3. “What does the extraordinary release over the last few weeks by WikiLeaks of reams and reams of confidential information–the latest is a batch released today of around 250,000 United States diplomatic cables–mean for the media?”
4. “The WikiLeaks publication of 250,000 diplomatic cables stripped the veil from long-classified projects, exposed back-channel communications and revealed unflattering comments about foes and friends alike.”
–The Daily News (New York)
5. “In Russia, where spreading misinformation is integral to the political culture, the latest WikiLeaks release of more than 250,000 diplomatic cables is being seen as an attempt to smear President Obama.”
–Christian Science Monitor
6. “This is one of the early revelations of the new release of 250,000 US government documents by Wikileaks.”
7. “With the release of some 250,000 American diplomatic cables by the WikiLeaks organization, the outcome could include doors closed to United States diplomats, candor turning to reticence and leaving many people leery of dealing with American officials.”
–The New York Times
8. “Despite warnings from the State Department and the White House, Wikileaks released some 250,000 classified U.S. diplomatic cables on Sunday.”
9. “WikiLeaks posted about 250,000 diplomatic cables that revealed U.S. diplomats’ dual role as spies is expanding.”
10. “Last night WikiLeaks was publishing up to 250,000 diplomatic cables – many from the American embassy in London to Washington.”
–The Sun (England)
11. “In a Monday morning message on Twitter, Palin suggests the administration could have taken to the courts to put the brakes on Sunday’s release of 250,000 documents.”
–Politico (Note: Politico has corrected the error in response to NPR and LWR.)
12. “Among the nearly 250,000 diplomatic cables that were released this weekend by Wikileaks is the revelation that China’s Politburo orchestrated an attack on Google’s computer systems.”
13. “A party official reached by AFP had no immediate comment on the leaked US cable, which was among more than 250,000 documents that WikiLeaks released on Sunday.”
14. “WikiLeaks on Monday published some 250,000 diplomatic cables that the US State Department exchanged with US embassies overseas including South Korea over the last three years.”
15. “Some of the give-and-take in the more than 250,000 documents released by WikiLeaks and published by the Times…”
16. “The US was forced into damage control mode yesterday by the WikiLeaks release of more than 250,000 classified government documents revealing unflattering assessments of world leaders and revelations about secret US diplomacy.”
–The Irish News
17. “Ms. Clinton managed to inject a note of levity into her otherwise tough denunciation of those who stole and published the 250,000 messages from U.S. embassies.”
–The Globe and Mail
18. “Likewise, the focus today should be not on the embarrassment of the 250,000 secret U.S. diplomatic communications and documents released by website WikiLeaks.”
–The Augusta Chronicle (Georgia)
19. “WikiLeaks came under intense pressure Tuesday after its mass dump of sensitive US documents, with China demanding action, the website facing cyber attack and a defector announcing a rival site.”
20. “WikiLeaks has been the center of attention this week due to its release of more than 250,000 sensitive U.S. diplomatic cables.”
Note: Some have questioned the 1,942 cables released figure.

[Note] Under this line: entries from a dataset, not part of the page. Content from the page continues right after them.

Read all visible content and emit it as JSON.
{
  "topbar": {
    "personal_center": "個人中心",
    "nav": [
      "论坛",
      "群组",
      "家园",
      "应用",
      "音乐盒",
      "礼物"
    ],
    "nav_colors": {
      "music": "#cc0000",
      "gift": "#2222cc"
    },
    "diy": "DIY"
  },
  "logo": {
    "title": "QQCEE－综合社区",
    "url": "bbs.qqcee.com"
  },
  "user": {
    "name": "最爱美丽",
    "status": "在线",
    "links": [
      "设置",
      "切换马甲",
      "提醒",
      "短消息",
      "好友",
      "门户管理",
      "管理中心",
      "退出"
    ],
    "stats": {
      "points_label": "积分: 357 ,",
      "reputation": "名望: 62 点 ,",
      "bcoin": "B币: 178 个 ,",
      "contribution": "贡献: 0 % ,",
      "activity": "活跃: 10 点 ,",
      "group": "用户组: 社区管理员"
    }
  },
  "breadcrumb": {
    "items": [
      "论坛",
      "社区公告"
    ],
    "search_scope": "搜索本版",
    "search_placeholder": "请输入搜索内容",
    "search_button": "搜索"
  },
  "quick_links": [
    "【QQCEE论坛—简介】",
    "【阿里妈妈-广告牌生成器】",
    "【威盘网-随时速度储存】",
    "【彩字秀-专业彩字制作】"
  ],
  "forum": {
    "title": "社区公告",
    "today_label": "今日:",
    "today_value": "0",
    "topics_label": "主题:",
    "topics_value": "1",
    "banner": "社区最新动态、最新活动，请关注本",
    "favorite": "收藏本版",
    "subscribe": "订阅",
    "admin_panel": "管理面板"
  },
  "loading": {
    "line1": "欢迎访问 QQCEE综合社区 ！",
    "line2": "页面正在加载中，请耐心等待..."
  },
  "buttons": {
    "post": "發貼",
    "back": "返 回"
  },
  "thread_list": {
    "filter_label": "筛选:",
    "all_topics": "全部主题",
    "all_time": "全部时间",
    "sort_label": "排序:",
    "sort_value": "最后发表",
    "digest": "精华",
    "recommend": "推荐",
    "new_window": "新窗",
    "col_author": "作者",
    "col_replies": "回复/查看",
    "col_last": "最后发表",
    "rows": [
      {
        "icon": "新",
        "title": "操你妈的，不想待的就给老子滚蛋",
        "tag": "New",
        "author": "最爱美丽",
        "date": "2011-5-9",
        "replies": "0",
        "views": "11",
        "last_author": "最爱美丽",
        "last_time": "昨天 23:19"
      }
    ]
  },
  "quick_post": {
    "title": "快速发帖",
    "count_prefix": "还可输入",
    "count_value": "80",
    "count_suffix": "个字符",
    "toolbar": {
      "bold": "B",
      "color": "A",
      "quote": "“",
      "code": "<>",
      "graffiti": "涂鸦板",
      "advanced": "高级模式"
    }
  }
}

Some estimates put it at upwards of 2,200. Nonetheless, LWR stands by its number, which was taken from a primary source–the WikiLeaks’ website. (Today, that number reads 1,947.)